Showing Gratitude to Your Patients

Showing honest, sincere appreciation is more than just a sales tactic. In fact, it should be a fundamental component of every meaningful work relationship and can make a difference in retaining current patients (and bringing in new ones).

Merikay Tillman, founder and chief executive officer of COACH Mkay Companies, a health care consulting firm, and member of the National Society of Certified Healthcare Business Consultants, urges physicians to instill more “care” in health care by displaying gratitude for the patients who make up their practice.

Say Thank You

The easiest way to show appreciation to your patients is with a simple verbal “thank you.” Make it count by including the patient’s name and using eye contact. “Take time to really connect on that emotional level with your patents,” recommends Tillman. “Try something simple like, ‘Sarah, I just want to take a moment to thank you for choosing our practice.
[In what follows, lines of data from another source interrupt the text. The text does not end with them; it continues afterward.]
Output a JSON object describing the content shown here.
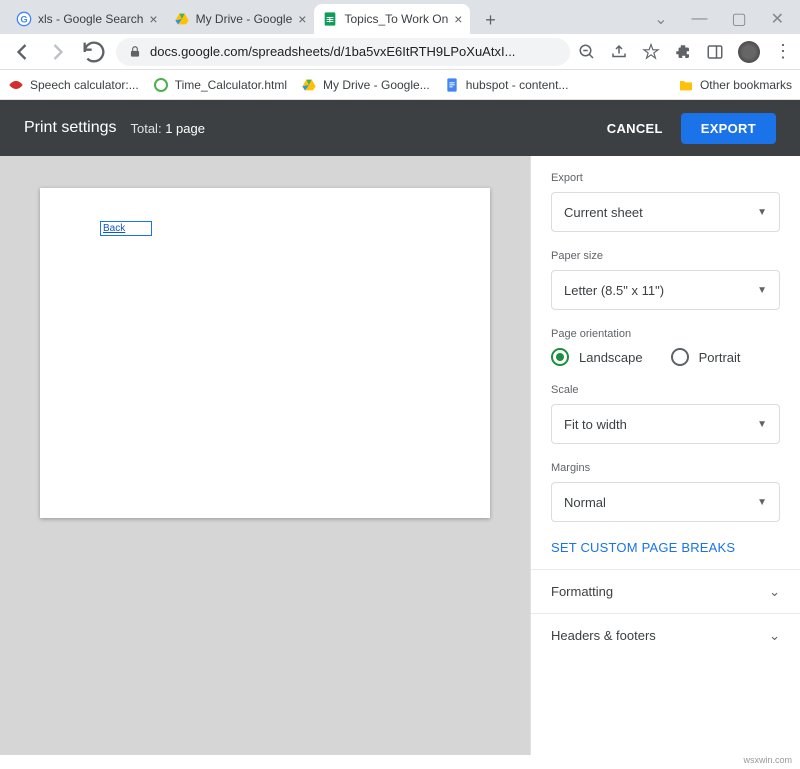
{
  "browser": {
    "tabs": [
      {
        "title": "xls - Google Search",
        "favicon": "google"
      },
      {
        "title": "My Drive - Google",
        "favicon": "drive"
      },
      {
        "title": "Topics_To Work On",
        "favicon": "sheets"
      }
    ],
    "url": "docs.google.com/spreadsheets/d/1ba5vxE6ItRTH9LPoXuAtxI..."
  },
  "bookmarks": [
    {
      "label": "Speech calculator:...",
      "icon": "red"
    },
    {
      "label": "Time_Calculator.html",
      "icon": "green"
    },
    {
      "label": "My Drive - Google...",
      "icon": "drive"
    },
    {
      "label": "hubspot - content...",
      "icon": "docs"
    }
  ],
  "bookmarks_other": "Other bookmarks",
  "header": {
    "title": "Print settings",
    "total_label": "Total:",
    "total_value": "1 page",
    "cancel": "CANCEL",
    "export": "EXPORT"
  },
  "preview": {
    "cell_text": "Back"
  },
  "panel": {
    "export_label": "Export",
    "export_value": "Current sheet",
    "paper_label": "Paper size",
    "paper_value": "Letter (8.5\" x 11\")",
    "orientation_label": "Page orientation",
    "landscape": "Landscape",
    "portrait": "Portrait",
    "scale_label": "Scale",
    "scale_value": "Fit to width",
    "margins_label": "Margins",
    "margins_value": "Normal",
    "custom_breaks": "SET CUSTOM PAGE BREAKS",
    "formatting": "Formatting",
    "headers_footers": "Headers & footers"
  },
  "footer": "wsxwin.com"
}
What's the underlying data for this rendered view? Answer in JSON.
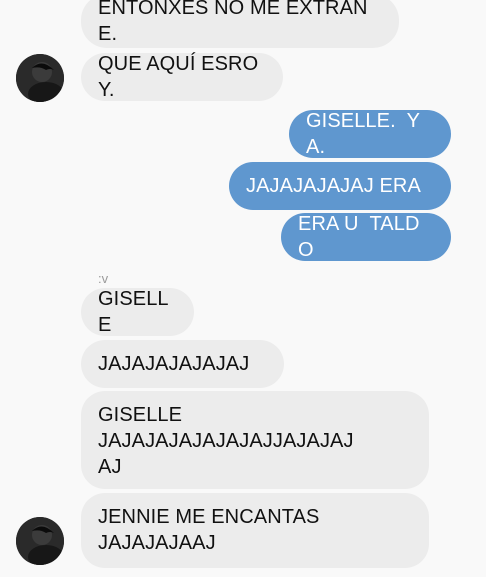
{
  "conversation": {
    "messages": [
      {
        "direction": "incoming",
        "text": "ENTONXES NO ME EXTRAÑE."
      },
      {
        "direction": "incoming",
        "text": "QUE AQUÍ ESROY."
      },
      {
        "direction": "outgoing",
        "text": "GISELLE.  YA."
      },
      {
        "direction": "outgoing",
        "text": "JAJAJAJAJAJ ERA"
      },
      {
        "direction": "outgoing",
        "text": "ERA U  TALDO"
      },
      {
        "direction": "incoming",
        "text": "GISELLE"
      },
      {
        "direction": "incoming",
        "text": "JAJAJAJAJAJAJ"
      },
      {
        "direction": "incoming",
        "text": "GISELLE\nJAJAJAJAJAJAJAJJAJAJAJ\nAJ"
      },
      {
        "direction": "incoming",
        "text": "JENNIE ME ENCANTAS\nJAJAJAJAAJ"
      }
    ],
    "sender_label": ":v"
  },
  "colors": {
    "background": "#f9f9f9",
    "incoming_bubble": "#ececec",
    "outgoing_bubble": "#5f97cf",
    "outgoing_text": "#ffffff"
  }
}
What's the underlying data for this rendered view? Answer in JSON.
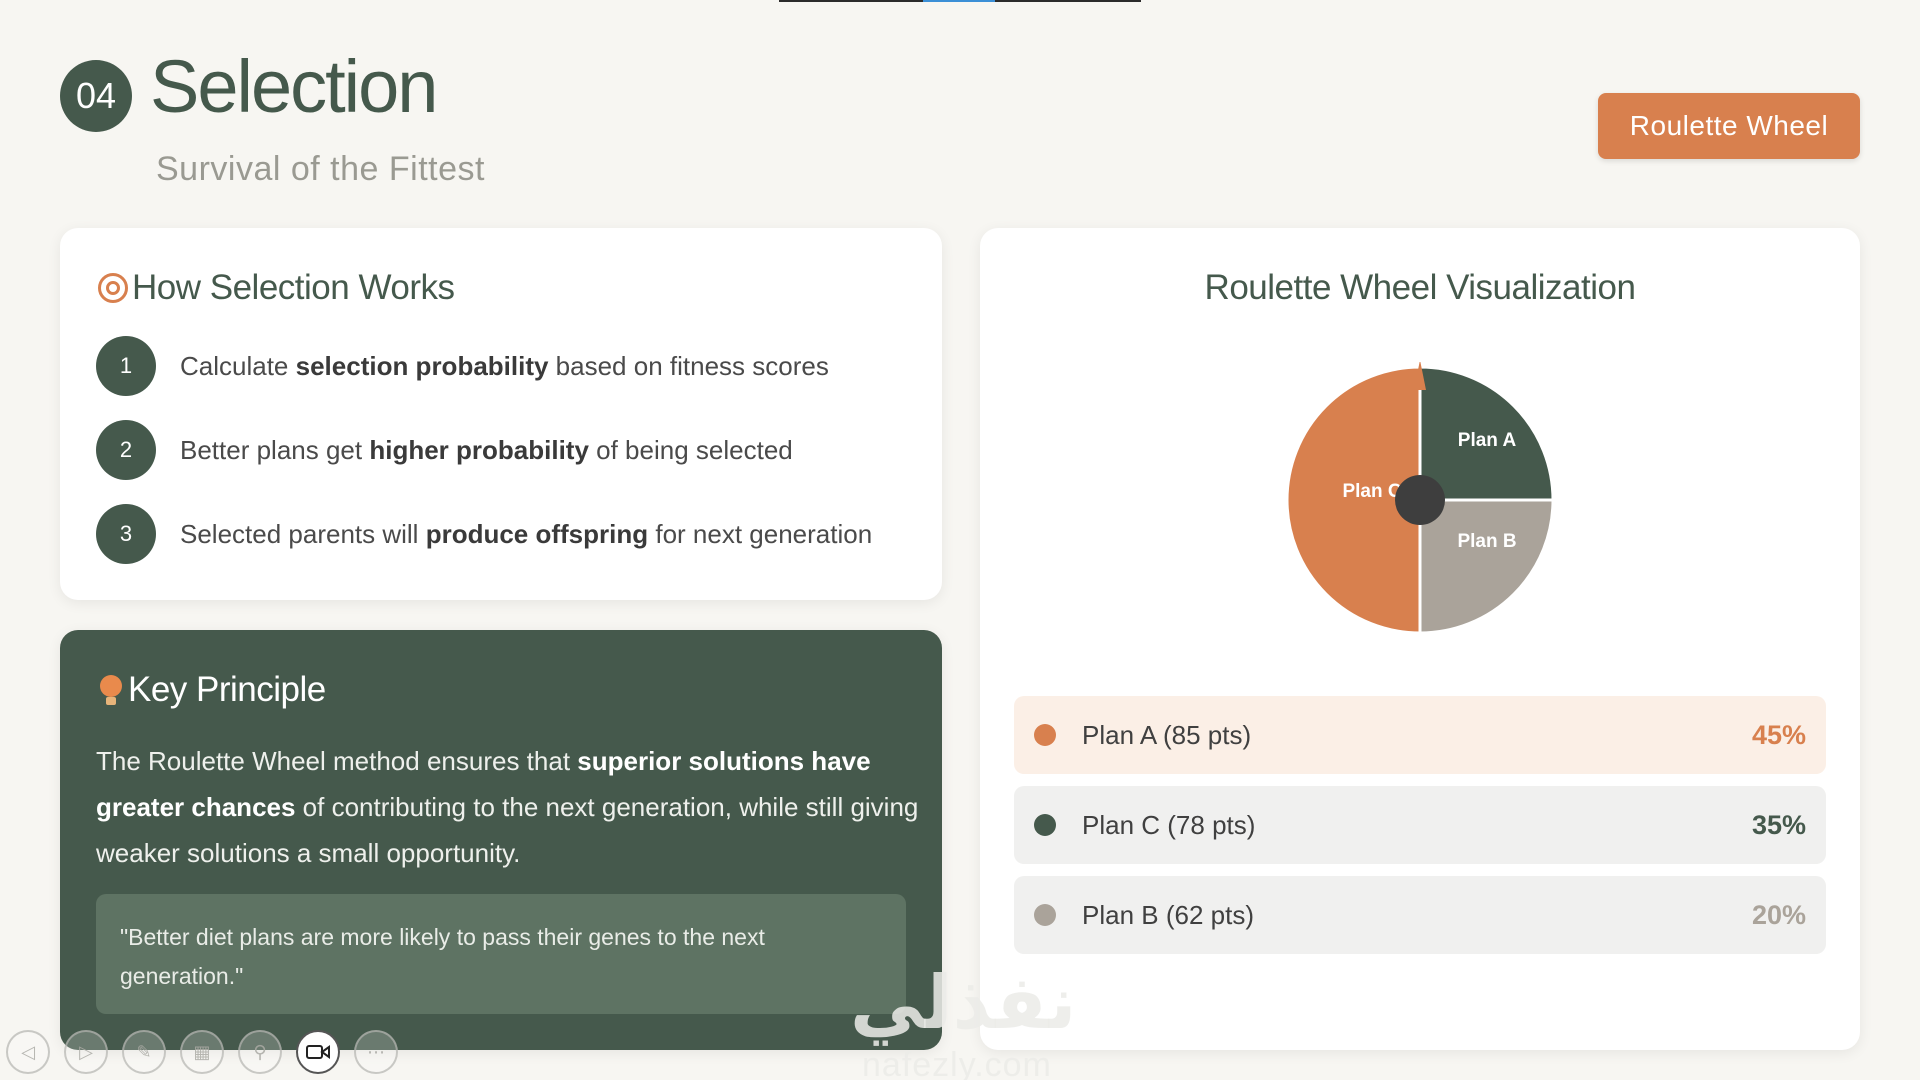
{
  "header": {
    "section_number": "04",
    "title": "Selection",
    "subtitle": "Survival of the Fittest",
    "badge_label": "Roulette Wheel"
  },
  "how_card": {
    "title": "How Selection Works",
    "icon": "target-icon",
    "steps": [
      {
        "num": "1",
        "pre": "Calculate ",
        "bold": "selection probability",
        "post": " based on fitness scores"
      },
      {
        "num": "2",
        "pre": "Better plans get ",
        "bold": "higher probability",
        "post": " of being selected"
      },
      {
        "num": "3",
        "pre": "Selected parents will ",
        "bold": "produce offspring",
        "post": " for next generation"
      }
    ]
  },
  "key_card": {
    "title": "Key Principle",
    "icon": "lightbulb-icon",
    "body_pre": "The Roulette Wheel method ensures that ",
    "body_bold": "superior solutions have greater chances",
    "body_post": " of contributing to the next generation, while still giving weaker solutions a small opportunity.",
    "quote": "\"Better diet plans are more likely to pass their genes to the next generation.\""
  },
  "viz_card": {
    "title": "Roulette Wheel Visualization",
    "wheel_labels": {
      "a": "Plan A",
      "b": "Plan B",
      "c": "Plan C"
    },
    "plans": [
      {
        "label": "Plan A (85 pts)",
        "percent": "45%",
        "color": "#d8804e",
        "pct_color": "#d8804e"
      },
      {
        "label": "Plan C (78 pts)",
        "percent": "35%",
        "color": "#45594c",
        "pct_color": "#45594c"
      },
      {
        "label": "Plan B (62 pts)",
        "percent": "20%",
        "color": "#aaa39a",
        "pct_color": "#aaa39a"
      }
    ]
  },
  "colors": {
    "primary": "#45594c",
    "accent": "#d8804e",
    "muted": "#aaa39a",
    "background": "#f7f6f2"
  },
  "watermark": {
    "arabic": "نفذلي",
    "latin": "nafezly.com"
  },
  "toolbar": {
    "icons": [
      "prev-arrow-icon",
      "next-arrow-icon",
      "pen-icon",
      "slides-grid-icon",
      "zoom-icon",
      "video-camera-icon",
      "more-options-icon"
    ]
  }
}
Your trust in our care means a great deal, and we’re appreciative.’”

Indeed, everyone in your practice should make a point to thank patients. “When a patient calls a practice, the first thing staff members should say is, ‘Thank you for choosing our practice,’ not, ‘Do you have insurance?’” notes Tillman.
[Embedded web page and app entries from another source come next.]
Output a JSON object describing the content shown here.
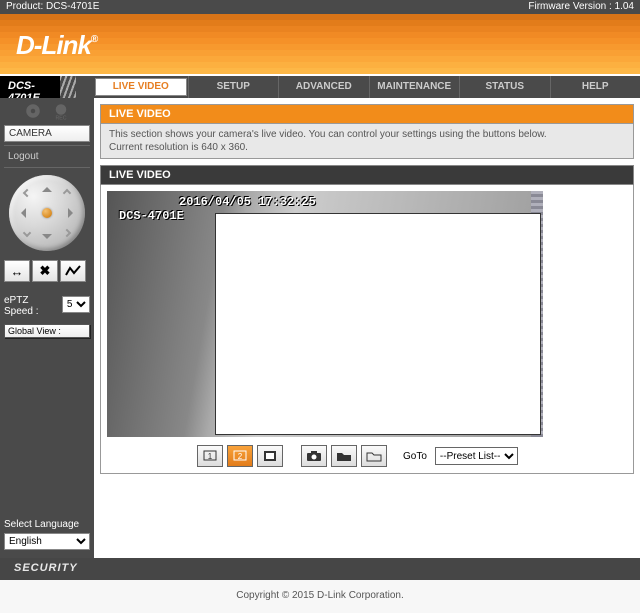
{
  "topbar": {
    "product_label": "Product: DCS-4701E",
    "firmware_label": "Firmware Version : 1.04"
  },
  "brand": "D-Link",
  "model": "DCS-4701E",
  "nav": {
    "live_video": "LIVE VIDEO",
    "setup": "SETUP",
    "advanced": "ADVANCED",
    "maintenance": "MAINTENANCE",
    "status": "STATUS",
    "help": "HELP"
  },
  "sidebar": {
    "camera": "CAMERA",
    "logout": "Logout",
    "eptz_label": "ePTZ Speed :",
    "eptz_value": "5",
    "global_view": "Global View :",
    "lang_label": "Select Language",
    "lang_value": "English"
  },
  "panel": {
    "title": "LIVE VIDEO",
    "note_line1": "This section shows your camera's live video. You can control your settings using the buttons below.",
    "note_line2": "Current resolution is 640 x 360.",
    "section": "LIVE VIDEO"
  },
  "video": {
    "timestamp": "2016/04/05 17:32:25",
    "camera_name": "DCS-4701E"
  },
  "controls": {
    "goto_label": "GoTo",
    "preset_value": "--Preset List--"
  },
  "footer": {
    "security": "SECURITY",
    "copyright": "Copyright © 2015 D-Link Corporation."
  }
}
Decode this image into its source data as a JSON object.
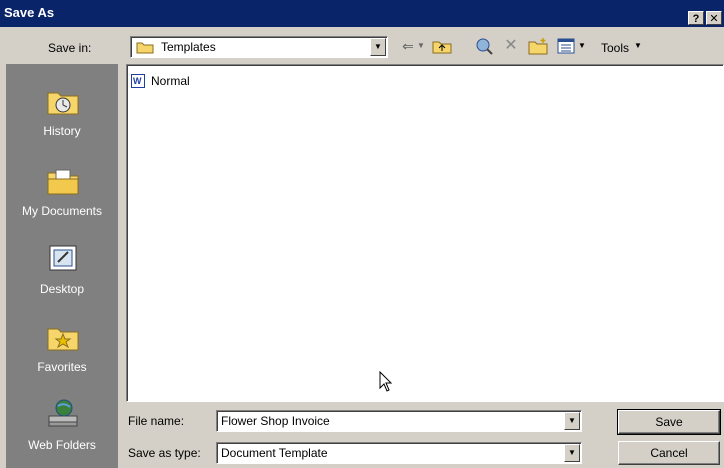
{
  "window": {
    "title": "Save As",
    "help_label": "?",
    "close_label": "✕"
  },
  "toolbar": {
    "save_in_label": "Save in:",
    "save_in_value": "Templates",
    "tools_label": "Tools"
  },
  "places": {
    "items": [
      {
        "label": "History",
        "icon": "history-icon"
      },
      {
        "label": "My Documents",
        "icon": "my-documents-icon"
      },
      {
        "label": "Desktop",
        "icon": "desktop-icon"
      },
      {
        "label": "Favorites",
        "icon": "favorites-icon"
      },
      {
        "label": "Web Folders",
        "icon": "web-folders-icon"
      }
    ]
  },
  "files": [
    {
      "name": "Normal",
      "icon": "word-document-icon"
    }
  ],
  "footer": {
    "file_name_label": "File name:",
    "file_name_value": "Flower Shop Invoice",
    "save_as_type_label": "Save as type:",
    "save_as_type_value": "Document Template",
    "save_button": "Save",
    "cancel_button": "Cancel"
  }
}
Acknowledge Patient Referrals

Referral programs are an easy way to thank loyal patients for referring their friends and family (and an effective method to grow your practice). Incentives such as gift certificates or coupons are a great way to motivate patients to make referrals.

Tillman encourages her clients to make donations to a patient’s charity of choice. For every patient who makes a referral, include his or her name in a monthly drawing and make a contribution to the winner’s favorite charity. “It’s a neat way to give recognition to the patient,” says Tillman.

Improve the Patient Experience

Patients have access to more information than ever before. Hence, many patients want to be more involved in their care and may have expectations for how their appointment should unfold.

“This is the new wave of the patient experience,” says Tillman. She encourages health care professionals to ask patients what they need for their care and what they would like to achieve during their appointment.

Patients cherish appreciation, but they also seek understanding and empathy. “If you treat patients with dignity and respect, you’re going to have a patient for life,” says Tillman.